quarterback or tackling your receivers, either of which would cause your play to
fail. In software development a
blocker attends the meetings of the bureaucrats and produces the work products that
they require, freeing up the rest of the team to focus on the activities that
actually lead to building your system. The
blockers effectively implement a “process façade” around your team that
makes it appear to the rest of the organization that your team is following
their existing procedures. This
satisfies the bureaucrats, yet prevents them from meddling with the people that
are doing the real work. Although
it sounds like a wasted overhead, and it is because it would be far more
effective to divert both the blockers and bureaucrats to efforts that produce
something of value, the advantage is that it enables the rest of the team to get
the job done. The role of blocker
is often taken on by your team’s project manager or coach, although in the
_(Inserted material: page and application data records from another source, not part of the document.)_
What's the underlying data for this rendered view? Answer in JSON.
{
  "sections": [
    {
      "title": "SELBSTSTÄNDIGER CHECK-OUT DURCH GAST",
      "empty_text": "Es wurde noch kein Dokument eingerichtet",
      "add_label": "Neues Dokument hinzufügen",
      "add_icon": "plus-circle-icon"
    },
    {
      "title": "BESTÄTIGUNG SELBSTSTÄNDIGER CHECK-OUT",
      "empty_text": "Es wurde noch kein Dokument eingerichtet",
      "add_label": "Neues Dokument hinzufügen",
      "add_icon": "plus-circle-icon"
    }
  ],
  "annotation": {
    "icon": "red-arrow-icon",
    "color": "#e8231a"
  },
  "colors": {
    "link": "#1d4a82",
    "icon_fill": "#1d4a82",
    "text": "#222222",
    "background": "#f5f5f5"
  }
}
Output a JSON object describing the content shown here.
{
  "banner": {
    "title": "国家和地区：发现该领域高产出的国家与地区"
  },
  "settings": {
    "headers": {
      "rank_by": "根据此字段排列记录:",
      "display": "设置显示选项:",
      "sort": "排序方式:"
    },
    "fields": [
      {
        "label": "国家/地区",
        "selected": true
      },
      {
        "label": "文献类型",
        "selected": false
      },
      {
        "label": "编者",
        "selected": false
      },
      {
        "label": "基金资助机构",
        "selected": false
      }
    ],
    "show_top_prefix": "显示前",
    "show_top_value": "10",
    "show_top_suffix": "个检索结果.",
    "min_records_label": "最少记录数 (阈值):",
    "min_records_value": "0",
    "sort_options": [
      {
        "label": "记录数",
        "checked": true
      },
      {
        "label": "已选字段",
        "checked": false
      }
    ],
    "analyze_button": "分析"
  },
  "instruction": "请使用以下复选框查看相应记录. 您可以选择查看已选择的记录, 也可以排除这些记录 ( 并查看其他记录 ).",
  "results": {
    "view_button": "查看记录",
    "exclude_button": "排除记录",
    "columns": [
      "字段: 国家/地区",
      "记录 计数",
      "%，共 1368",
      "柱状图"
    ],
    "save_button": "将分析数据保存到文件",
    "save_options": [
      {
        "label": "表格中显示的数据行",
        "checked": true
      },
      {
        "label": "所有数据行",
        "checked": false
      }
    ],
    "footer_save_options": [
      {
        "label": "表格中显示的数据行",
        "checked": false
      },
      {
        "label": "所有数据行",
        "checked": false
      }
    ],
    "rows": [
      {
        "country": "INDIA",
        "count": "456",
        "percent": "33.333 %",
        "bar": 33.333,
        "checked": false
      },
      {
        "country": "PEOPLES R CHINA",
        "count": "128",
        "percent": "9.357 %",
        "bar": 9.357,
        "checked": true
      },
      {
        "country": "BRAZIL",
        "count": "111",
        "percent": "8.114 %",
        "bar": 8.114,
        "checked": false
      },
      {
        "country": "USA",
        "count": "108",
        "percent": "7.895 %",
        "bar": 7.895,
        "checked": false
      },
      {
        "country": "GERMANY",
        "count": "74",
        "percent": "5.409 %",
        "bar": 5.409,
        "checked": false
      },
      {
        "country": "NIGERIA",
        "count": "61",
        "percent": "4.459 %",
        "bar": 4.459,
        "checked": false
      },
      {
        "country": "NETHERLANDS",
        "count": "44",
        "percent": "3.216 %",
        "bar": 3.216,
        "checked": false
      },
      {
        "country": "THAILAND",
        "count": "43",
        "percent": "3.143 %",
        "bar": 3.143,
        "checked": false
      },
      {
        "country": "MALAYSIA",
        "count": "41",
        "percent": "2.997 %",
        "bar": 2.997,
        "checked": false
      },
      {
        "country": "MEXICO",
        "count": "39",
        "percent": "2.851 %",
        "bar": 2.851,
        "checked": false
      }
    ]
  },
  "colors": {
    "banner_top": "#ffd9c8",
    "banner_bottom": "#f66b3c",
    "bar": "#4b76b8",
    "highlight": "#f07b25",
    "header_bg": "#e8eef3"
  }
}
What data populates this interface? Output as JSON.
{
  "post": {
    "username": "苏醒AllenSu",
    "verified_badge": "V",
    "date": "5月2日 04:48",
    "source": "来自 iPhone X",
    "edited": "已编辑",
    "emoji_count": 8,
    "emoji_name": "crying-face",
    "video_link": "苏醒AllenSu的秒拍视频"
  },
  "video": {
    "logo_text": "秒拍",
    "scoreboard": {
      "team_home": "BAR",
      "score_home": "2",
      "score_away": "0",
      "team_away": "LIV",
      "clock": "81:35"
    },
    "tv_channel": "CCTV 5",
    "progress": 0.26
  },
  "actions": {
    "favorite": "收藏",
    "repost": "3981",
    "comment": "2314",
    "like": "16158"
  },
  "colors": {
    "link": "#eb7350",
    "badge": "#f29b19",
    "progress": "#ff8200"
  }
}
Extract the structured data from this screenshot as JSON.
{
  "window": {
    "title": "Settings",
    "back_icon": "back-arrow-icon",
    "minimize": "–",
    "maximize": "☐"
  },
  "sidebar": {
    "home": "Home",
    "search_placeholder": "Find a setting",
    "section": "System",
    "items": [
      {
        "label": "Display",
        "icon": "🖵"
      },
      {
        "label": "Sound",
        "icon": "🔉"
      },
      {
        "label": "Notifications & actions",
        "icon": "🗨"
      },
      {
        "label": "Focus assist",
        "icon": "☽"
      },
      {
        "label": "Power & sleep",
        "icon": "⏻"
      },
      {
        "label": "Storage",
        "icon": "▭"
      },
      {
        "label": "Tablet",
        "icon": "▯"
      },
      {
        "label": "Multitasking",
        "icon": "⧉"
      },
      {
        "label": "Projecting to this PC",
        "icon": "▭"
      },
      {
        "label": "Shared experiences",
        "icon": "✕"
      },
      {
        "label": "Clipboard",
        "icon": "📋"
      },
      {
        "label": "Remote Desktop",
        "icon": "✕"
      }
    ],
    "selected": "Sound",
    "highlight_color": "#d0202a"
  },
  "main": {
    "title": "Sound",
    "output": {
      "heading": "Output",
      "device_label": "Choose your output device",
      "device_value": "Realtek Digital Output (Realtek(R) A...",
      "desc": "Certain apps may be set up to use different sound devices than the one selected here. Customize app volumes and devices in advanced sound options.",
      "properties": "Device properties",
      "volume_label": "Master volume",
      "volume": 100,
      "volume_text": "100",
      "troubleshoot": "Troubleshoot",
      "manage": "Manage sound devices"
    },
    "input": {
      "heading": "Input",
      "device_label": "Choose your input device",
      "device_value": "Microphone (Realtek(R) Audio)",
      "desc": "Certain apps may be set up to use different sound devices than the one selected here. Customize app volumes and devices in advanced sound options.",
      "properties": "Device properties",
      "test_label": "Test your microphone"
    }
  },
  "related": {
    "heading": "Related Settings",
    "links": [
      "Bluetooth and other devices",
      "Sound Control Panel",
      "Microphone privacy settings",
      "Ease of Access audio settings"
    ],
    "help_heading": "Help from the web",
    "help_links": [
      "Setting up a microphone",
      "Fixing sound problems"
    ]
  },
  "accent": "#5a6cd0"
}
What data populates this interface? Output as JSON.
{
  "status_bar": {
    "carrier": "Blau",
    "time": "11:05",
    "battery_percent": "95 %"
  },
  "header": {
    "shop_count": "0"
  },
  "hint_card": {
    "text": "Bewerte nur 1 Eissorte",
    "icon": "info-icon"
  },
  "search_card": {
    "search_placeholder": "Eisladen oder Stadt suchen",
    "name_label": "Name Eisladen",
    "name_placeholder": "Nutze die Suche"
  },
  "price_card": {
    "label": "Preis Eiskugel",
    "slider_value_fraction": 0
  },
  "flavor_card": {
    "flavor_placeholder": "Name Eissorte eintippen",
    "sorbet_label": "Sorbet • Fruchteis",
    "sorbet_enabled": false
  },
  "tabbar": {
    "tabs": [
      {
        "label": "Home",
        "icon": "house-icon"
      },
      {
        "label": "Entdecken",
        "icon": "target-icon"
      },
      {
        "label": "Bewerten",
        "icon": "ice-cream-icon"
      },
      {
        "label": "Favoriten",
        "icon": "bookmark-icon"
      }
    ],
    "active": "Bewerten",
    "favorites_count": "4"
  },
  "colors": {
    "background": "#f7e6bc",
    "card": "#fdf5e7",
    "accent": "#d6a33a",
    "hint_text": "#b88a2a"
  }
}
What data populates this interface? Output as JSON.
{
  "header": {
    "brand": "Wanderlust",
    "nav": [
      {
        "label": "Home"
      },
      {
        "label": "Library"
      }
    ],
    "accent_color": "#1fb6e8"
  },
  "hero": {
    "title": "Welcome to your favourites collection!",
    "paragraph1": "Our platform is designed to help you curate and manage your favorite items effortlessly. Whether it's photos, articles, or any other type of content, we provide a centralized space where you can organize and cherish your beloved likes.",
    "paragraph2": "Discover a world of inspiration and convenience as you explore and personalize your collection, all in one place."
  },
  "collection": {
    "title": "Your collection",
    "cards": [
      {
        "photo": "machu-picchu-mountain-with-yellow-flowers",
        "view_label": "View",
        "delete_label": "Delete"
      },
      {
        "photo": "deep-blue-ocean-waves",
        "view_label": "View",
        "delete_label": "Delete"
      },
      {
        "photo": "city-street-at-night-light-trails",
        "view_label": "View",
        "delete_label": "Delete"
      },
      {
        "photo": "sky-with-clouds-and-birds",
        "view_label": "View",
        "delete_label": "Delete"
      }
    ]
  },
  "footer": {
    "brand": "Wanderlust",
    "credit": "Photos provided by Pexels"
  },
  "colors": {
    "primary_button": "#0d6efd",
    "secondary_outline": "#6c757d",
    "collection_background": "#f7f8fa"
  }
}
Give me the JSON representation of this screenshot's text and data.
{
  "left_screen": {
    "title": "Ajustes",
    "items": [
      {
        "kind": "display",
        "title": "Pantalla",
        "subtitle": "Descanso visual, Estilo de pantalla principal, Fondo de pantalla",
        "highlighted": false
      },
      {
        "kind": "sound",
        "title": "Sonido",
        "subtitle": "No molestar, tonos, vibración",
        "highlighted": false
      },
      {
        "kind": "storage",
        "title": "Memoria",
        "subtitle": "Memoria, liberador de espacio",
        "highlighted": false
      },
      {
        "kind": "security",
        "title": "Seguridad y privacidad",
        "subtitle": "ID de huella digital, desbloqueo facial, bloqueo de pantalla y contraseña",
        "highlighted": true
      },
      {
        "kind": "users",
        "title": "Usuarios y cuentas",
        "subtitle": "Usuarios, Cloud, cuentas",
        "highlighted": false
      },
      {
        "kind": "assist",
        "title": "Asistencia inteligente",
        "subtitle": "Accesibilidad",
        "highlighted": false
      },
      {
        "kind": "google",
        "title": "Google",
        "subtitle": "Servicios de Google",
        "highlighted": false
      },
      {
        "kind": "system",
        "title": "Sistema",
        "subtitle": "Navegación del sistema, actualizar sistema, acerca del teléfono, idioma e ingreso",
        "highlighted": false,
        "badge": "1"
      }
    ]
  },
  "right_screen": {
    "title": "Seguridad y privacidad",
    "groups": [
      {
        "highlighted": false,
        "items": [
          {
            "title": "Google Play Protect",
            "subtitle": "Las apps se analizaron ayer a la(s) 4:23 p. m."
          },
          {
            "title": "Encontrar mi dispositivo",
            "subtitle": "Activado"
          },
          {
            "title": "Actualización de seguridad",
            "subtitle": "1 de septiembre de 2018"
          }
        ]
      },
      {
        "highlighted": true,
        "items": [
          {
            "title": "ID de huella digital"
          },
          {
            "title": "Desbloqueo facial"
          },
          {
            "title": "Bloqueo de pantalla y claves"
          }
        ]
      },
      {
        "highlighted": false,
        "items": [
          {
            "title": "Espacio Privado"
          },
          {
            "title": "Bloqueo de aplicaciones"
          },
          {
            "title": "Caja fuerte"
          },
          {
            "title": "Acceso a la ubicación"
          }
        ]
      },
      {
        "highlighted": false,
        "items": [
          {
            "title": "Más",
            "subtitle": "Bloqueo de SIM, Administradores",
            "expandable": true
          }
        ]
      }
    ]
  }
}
past I have let this be a revolving role on the project so as to spread out the
pain of dealing with the paper pushers.
following list describes several important factors that you need to consider
when bringing agile database techniques into your organization.
patient, it will take a generation. I believe that the
adoption curve for agile software development, including agile database
techniques, will be similar to that of object technology.
Object technology was first being considered within the business
community in the late 1980s and at the time of this writing many
organizations, often referred to as the Late Majority or Laggards on the
technology adoption curve (Moore
2002), are still struggling with adopting object orientation (OO).
That’s fifteen years by my watch, and I expect no different for
agile software development (the implication is that it may be 2020 before
your organization finally catches up).
be too fervent.
The surest way to turn someone off of agile techniques is to try to
convince them that agile is the only way.
sixth philosophy of Agile Data – recognize that you
should strive to find the appropriate sweet spot between extremes. The
implication is that you might not become as agile as you’d like right
away, but you very like could become more agile than you currently are.
go in blind.
Reading this book is a good first step towards becoming more agile in
your data-oriented activities, but it’s only the first step.
Do some more reading before you try to adopt the techniques and
philosophies described at this site, www.agilealliance.com
and www.agilemodeling.com are
great resources that you should take advantage of.
Talk with people who are following agile techniques on their own
projects to discover what they’ve experienced.
Get involved with the agile data community, the
mailing list page
lists good online resources, and share your own experiences.
underestimate the politics. Process is politics, and
when you change the process as radically as I describe at this site
people will obviously take issue with the necessary changes.
prepared to find work elsewhere. Your organization may not
be ready for agility, and worse yet may not be for some time.
The implication is that you have a very difficult decision to make
– do you continue to wait and hope that an opportunity arises within your
organization, do you try to create such an opportunity, or do you update
your resume and start looking for work elsewhere.
As Ron Jeffries
likes to say “Change your organization or change your organization.”
It’s your life, take control of it.